Citation: Journal of Physical Oceanography 29, 11; 10.1175/1520-0485(1999)029<2962:CMATTC>2.0.CO;2

Experiment 2, *k*_{c} = 1 m^{2} s^{−1}: Temperature at the lowest level (4250-m depth); contour interval is 0.05°C.

Citation: Journal of Physical Oceanography 29, 11; 10.1175/1520-0485(1999)029<2962:CMATTC>2.0.CO;2

Experiment 2, *k*_{c} = 1 m^{2} s^{−1}: Temperature at the lowest level (4250-m depth); contour interval is 0.05°C.

Citation: Journal of Physical Oceanography 29, 11; 10.1175/1520-0485(1999)029<2962:CMATTC>2.0.CO;2

^{1}

The available potential energy (APE) matters for the dynamics: how APE is influenced by convective activity is not obvious, although Huang (1998) concluded that APE was reduced.

^{2}

Marotzke (1991) employed different convective adjustment schemes and noted that they differed in their efficiency in removing static instability yet gave similar steady states when surface density was fixed. The comparison was not a clean one, however. Zhang et al. (1992) omitted convective adjustment altogether in one of their experiments but did not explore a range of convective efficiencies.

^{3}

By “efficient” convection we mean that convection occurs faster than any other important process in the model.

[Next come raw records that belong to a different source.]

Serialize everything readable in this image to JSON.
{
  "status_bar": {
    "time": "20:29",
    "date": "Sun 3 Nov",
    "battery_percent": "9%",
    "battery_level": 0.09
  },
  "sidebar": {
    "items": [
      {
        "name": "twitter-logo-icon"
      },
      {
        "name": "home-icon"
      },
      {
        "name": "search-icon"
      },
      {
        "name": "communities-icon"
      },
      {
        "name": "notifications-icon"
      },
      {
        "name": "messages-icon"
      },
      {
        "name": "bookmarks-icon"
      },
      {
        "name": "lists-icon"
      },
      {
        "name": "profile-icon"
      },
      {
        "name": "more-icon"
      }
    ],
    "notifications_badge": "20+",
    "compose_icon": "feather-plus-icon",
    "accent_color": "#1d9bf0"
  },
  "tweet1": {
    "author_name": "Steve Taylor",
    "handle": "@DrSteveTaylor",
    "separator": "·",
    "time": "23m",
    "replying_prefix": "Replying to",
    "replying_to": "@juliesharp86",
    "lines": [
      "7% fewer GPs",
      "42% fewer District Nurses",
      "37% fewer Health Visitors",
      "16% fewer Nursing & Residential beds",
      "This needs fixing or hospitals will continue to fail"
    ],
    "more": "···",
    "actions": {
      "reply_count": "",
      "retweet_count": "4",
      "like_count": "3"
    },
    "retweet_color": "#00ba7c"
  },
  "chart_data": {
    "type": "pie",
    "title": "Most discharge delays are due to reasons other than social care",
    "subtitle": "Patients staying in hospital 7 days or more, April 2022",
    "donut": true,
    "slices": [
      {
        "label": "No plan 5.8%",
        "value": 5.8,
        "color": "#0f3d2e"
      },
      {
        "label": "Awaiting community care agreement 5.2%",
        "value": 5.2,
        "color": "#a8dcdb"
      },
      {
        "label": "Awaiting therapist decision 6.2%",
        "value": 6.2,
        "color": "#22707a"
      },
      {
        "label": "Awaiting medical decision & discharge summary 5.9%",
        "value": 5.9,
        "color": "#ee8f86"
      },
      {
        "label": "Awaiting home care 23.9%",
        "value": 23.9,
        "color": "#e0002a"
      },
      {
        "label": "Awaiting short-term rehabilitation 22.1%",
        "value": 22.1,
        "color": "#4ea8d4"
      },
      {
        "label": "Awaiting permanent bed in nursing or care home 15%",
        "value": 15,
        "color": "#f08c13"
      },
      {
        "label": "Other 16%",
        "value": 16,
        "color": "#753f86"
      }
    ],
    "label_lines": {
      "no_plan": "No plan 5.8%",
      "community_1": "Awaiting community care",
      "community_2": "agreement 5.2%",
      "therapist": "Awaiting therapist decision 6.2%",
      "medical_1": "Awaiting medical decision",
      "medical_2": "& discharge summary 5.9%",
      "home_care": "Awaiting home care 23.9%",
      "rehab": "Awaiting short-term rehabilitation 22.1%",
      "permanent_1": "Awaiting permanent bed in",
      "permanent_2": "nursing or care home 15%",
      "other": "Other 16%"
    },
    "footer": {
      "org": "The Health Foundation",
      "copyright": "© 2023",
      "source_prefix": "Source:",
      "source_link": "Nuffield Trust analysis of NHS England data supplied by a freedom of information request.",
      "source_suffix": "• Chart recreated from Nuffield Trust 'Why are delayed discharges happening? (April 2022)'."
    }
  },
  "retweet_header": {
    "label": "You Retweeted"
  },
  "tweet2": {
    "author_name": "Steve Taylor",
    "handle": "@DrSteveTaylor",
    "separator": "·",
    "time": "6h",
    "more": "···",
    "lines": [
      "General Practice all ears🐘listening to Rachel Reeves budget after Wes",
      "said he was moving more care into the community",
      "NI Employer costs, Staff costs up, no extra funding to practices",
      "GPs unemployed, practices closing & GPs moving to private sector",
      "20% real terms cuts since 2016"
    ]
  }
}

The condition is easily fulfilled when convection is compared to the timescales of advection, diffusion, or internal Rossby waves. In the absence of variable wind forcing, external mode Rossby waves play no role. The interaction of convection with gravity waves and hence the geostrophic adjustment is distorted (Bryan 1984), but this process is already severely compromised by the asynchronous integration and not of interest here.

^{4}

We mean here the spatial extent of the region of deep mixing relative to the basin area. In two dimensions, this applies to the meridional extent only. In three dimensions (see section 4d), the eastern boundary blocks eastward flow, creating zonal convergence and zonally narrow downwelling there (e.g., Colin de Verdière 1988);the question of narrowness then again applies to the meridional extent.

^{5}

Notice that both mechanisms are ultimately based on simple geostrophic flow around a deep temperature anomaly. Since thermal wind is a good approximation even on the grid scale of the model, we expect the dynamical arguments to be qualitatively robust to changes in the model’s resolution.

^{6}

Depending on the surface boundary conditions, the presence of convective mixing can be crucial even in two-dimensional models (e.g., Marotzke 1989).